Westel looked, however, and when he started and swore in shock Astoreth could ignore it no longer.  With a sigh of resigned dread she turned and looked as well.

Thankfully she had put her drink down, else she would have dropped it.  Dead gods, she thought, her blood running cold, not again.

* * * * *

Only one person besides Cearalaith herself had a key to her apartment these days, and strictly for emergencies; Cear knew there was no circumstance under which Stavier would have entered without knocking or at least announcing his presence.  So when the rattling at her door began she did not hesitate to wonder who it might be or why; she immediately leapt into action, vaulting over the back of her couch, bolting down the hall to her room and grabbing her weapons in the dark.  She heard the door open as she grasped her sword, and rather than charging back out decided to lay in wait, pressing her back against the wall by her door and listening.

The stranger walked into her living room and paused, presumably looking around, before moving towards her hallway.  The intruder did not speak, but the weight of each footfall suggested a form just a little larger than the paladin; most likely a male elf or undead, and judging from the soft chink that accompanied each step, well armored.  Cearalaith held her breath and waited, counting the steps as he moved closer.
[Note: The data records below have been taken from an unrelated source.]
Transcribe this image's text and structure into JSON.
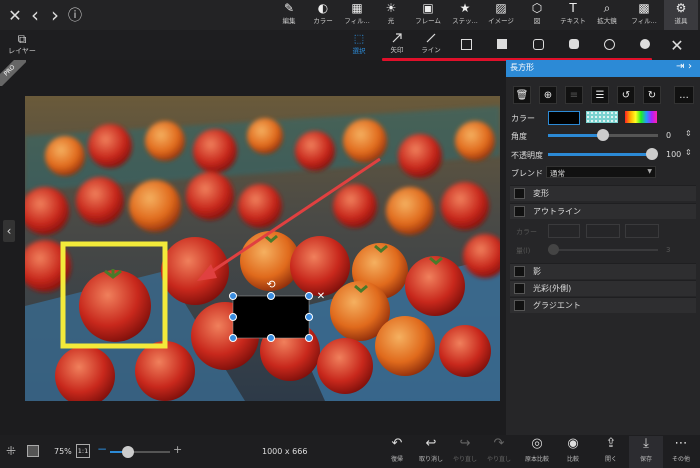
{
  "top_nav": {
    "close": "✕",
    "back": "‹",
    "forward": "›",
    "info": "ⓘ"
  },
  "tools": [
    {
      "label": "編集",
      "icon": "✎"
    },
    {
      "label": "カラー",
      "icon": "◐"
    },
    {
      "label": "フィル...",
      "icon": "▦"
    },
    {
      "label": "光",
      "icon": "☀"
    },
    {
      "label": "フレーム",
      "icon": "▣"
    },
    {
      "label": "ステッ...",
      "icon": "★"
    },
    {
      "label": "イメージ",
      "icon": "▨"
    },
    {
      "label": "図",
      "icon": "⬡"
    },
    {
      "label": "テキスト",
      "icon": "T"
    },
    {
      "label": "拡大鏡",
      "icon": "⌕"
    },
    {
      "label": "フィル...",
      "icon": "▩"
    },
    {
      "label": "道具",
      "icon": "⚙"
    }
  ],
  "layer_button": {
    "label": "レイヤー"
  },
  "pro_badge": "PRO",
  "secondary_tools": {
    "select": "選択",
    "arrow": "矢印",
    "line": "ライン"
  },
  "panel": {
    "title": "長方形",
    "more": "...",
    "color_label": "カラー",
    "angle_label": "角度",
    "angle_value": "0",
    "angle_fraction": 0.5,
    "opacity_label": "不透明度",
    "opacity_value": "100",
    "opacity_fraction": 1.0,
    "blend_label": "ブレンド",
    "blend_value": "通常",
    "sections": [
      "変形",
      "アウトライン",
      "影",
      "光彩(外側)",
      "グラジエント"
    ],
    "dim_color_label": "カラー",
    "dim_amount_label": "量(l)",
    "dim_value": "3"
  },
  "bottom": {
    "zoom": "75%",
    "ratio": "1:1",
    "minus": "−",
    "plus": "+",
    "zoom_fraction": 0.3,
    "size": "1000 x 666",
    "buttons": [
      "復帰",
      "取り消し",
      "やり直し",
      "やり直し",
      "原本比較",
      "比較",
      "開く",
      "保存",
      "その他"
    ]
  },
  "colors": {
    "accent": "#2c8ad6",
    "red_line": "#e0102a",
    "yellow_frame": "#f3ea3a"
  }
}
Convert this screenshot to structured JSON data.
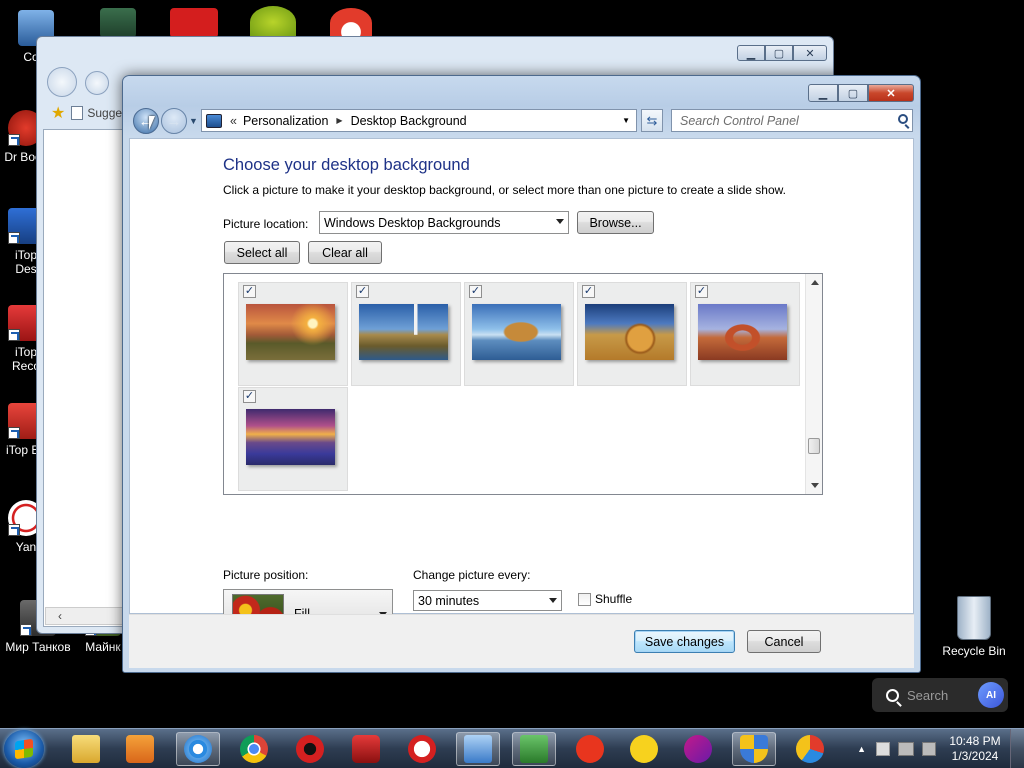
{
  "desktop": {
    "icons": [
      {
        "label": "Com"
      },
      {
        "label": "Dr Boos"
      },
      {
        "label": "iTop Des"
      },
      {
        "label": "iTop Reco"
      },
      {
        "label": "iTop Ed"
      },
      {
        "label": "Yan"
      },
      {
        "label": "Мир Танков"
      },
      {
        "label": "Майнк"
      },
      {
        "label": "Recycle Bin"
      }
    ]
  },
  "back_window": {
    "address_fragment": "Sugge"
  },
  "window": {
    "breadcrumb": [
      "Personalization",
      "Desktop Background"
    ],
    "breadcrumb_prefix": "«",
    "search_placeholder": "Search Control Panel",
    "title": "Choose your desktop background",
    "description": "Click a picture to make it your desktop background, or select more than one picture to create a slide show.",
    "picture_location_label": "Picture location:",
    "picture_location_value": "Windows Desktop Backgrounds",
    "browse_label": "Browse...",
    "select_all_label": "Select all",
    "clear_all_label": "Clear all",
    "thumbnails": [
      {
        "checked": true,
        "theme": "sunset-fields"
      },
      {
        "checked": true,
        "theme": "lighthouse"
      },
      {
        "checked": true,
        "theme": "rock-lake"
      },
      {
        "checked": true,
        "theme": "hay-bale"
      },
      {
        "checked": true,
        "theme": "arch"
      },
      {
        "checked": true,
        "theme": "lake-flowers"
      }
    ],
    "picture_position_label": "Picture position:",
    "picture_position_value": "Fill",
    "change_every_label": "Change picture every:",
    "change_every_value": "30 minutes",
    "shuffle_label": "Shuffle",
    "shuffle_checked": false,
    "save_label": "Save changes",
    "cancel_label": "Cancel"
  },
  "search_widget": {
    "placeholder": "Search",
    "badge": "AI"
  },
  "taskbar": {
    "time": "10:48 PM",
    "date": "1/3/2024"
  }
}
She timed it perfectly, giving no warning before turning into the door lightning-fast and bashing the intruder in the face and chest with her shield.  He was caught completely off-guard, crashing back with a grunt of surprise , his flailing arm knocking over a side table and vase – and once he was down, Cearalaith wasted no time putting her bare foot on his chest and her sword to his throat as he gasped for the wind she’d knocked out of him.  “Who are you?!” she demanded.  “And what the hell are you doing in my house?!”

“Cear?” he choked.

Cearalaith staggered back.

Oh gods, oh Light, she thought.  It’s impossible, she thought.  Nothing’s impossible. But how could this be? The Light works in mysterious ways.  Where has he been?  Why do I care?  This can’t be real.  Why would he come back?  I’m going to kill him.  I’m going to kiss him.  I’ll kiss him, then kill him.  No, other way around.  No, this is a dream.  I’m dreaming.  He’s dead.  He left me alone. I’ve been so alone.  I want to wake up.  I don’t want to wake up. 

He half-sat up and looked at her, and a shaft of moonlight illuminated his face, removing most doubt, though it left a million questions.

“Bloody hell, you’ve gotten strong,” Corael said.